A candlelight dinner, a relaxing atmosphere while returning from work, a light fragrance to remove odors… doesn’t it sound beautiful?
Candles and incense have long ago invaded our homes. However, they often pollute the air we breathe in and breathe out. From tobacco to cleaning products, the sources of indoor air pollution are multiple. Candles and incense are one of the culprits for their harmful emissions. Even some governments are taking measure to control their use.
Typical measures and plans at governmental level are aimed at removing the most polluting of these fragrances from the commercial circuit: benzene, formaldehyde, acetaldehyde and other toxic or carcinogenic particles are released by these products, yet these fragrances are sold with the argument to purify the air in the first place.
This pollution of confined spaces bears social, sanitary and financial costs and fuels a paradoxical anti-asthma drugs market.
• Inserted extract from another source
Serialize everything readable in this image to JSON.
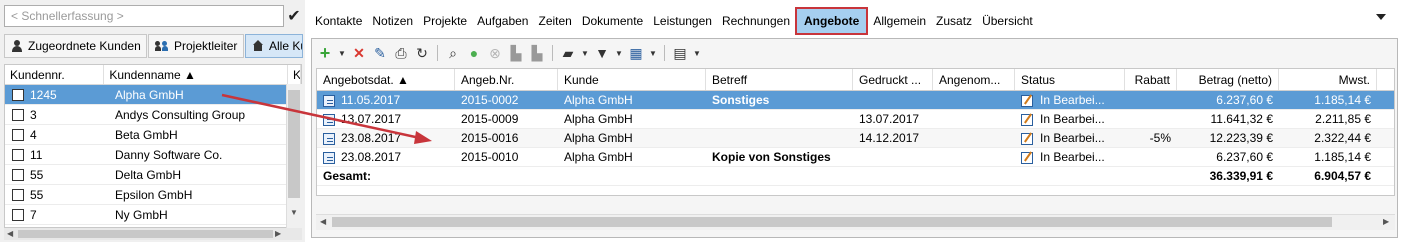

For example, in a country the size of France, asthma hits 3.5 million people and 50,000 people suffer from serious respiratory ailments.
Moreover, many incences sold today have failed toxicity tests, carried out by independent laboratories: this is why several governments – especially in Europe – are starting investigation into health problems caused by incense, and intend to undertake a campaign of information and prevention for the general public, recommending to aerate at least ten minutes a day every confined space. There are similar concerns what is written on the label of these products.
However, studies are still underway to determine which products emit the most harmful substances.
Meanwhile, lovers of fragrances had better change their habits. It is always recommended to keep your room ventilated and use essential oils instead of scented candles and incense sticks.